"Stay where you are. Don't move. If you move, it will be more dangerous," the passengers were told.
For half an hour, the crew on the third deck kept asking the bridge by walkie-talkie whether or not they should make the order to abandon ship, KBS said.
No one answered.
"At the time, we could not confirm what the situation was on the bridge," KBS quoted a crew member as saying.
"We kept trying to find out but ... since there was no instruction coming from the bridge, the crew on the third floor followed the instructions on the manual and kept making 'stay where you are' announcements. At least three times."
Many of the children did not question their elders, as is customary in hierarchical Korean society. They paid for their obedience with their lives.
It was one of the children who first raised the alarm, a fire station officer told Reuters. That call was followed by about 20 others, all from children, and transferred to the coastguard.
Lee was not on the bridge when the ship turned.
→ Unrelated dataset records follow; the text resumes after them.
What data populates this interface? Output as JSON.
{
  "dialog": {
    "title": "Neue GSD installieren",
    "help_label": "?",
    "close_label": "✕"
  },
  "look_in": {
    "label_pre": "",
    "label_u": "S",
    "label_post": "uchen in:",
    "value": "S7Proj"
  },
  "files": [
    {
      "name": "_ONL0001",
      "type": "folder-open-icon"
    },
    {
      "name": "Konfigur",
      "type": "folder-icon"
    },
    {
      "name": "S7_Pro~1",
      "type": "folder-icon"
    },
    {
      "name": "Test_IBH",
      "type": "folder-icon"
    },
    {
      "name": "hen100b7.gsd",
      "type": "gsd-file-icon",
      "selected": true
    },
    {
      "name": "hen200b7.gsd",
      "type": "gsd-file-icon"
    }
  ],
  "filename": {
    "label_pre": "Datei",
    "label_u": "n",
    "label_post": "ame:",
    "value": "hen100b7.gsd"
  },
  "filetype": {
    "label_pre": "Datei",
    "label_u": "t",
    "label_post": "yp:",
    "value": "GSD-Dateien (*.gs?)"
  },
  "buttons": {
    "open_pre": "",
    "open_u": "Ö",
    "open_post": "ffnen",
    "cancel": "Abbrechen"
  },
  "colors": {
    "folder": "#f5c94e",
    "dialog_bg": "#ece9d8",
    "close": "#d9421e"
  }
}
Navigation was in the hands of a 26-year old third mate who was in charge for the first time on that part of the journey, according to crew members.
Lee, seen on television with his head lowered and covered, told reporters soon after the sinking he feared passengers would be swept away by the ferocious currents if they abandoned ship. He has not explained why he left the vessel.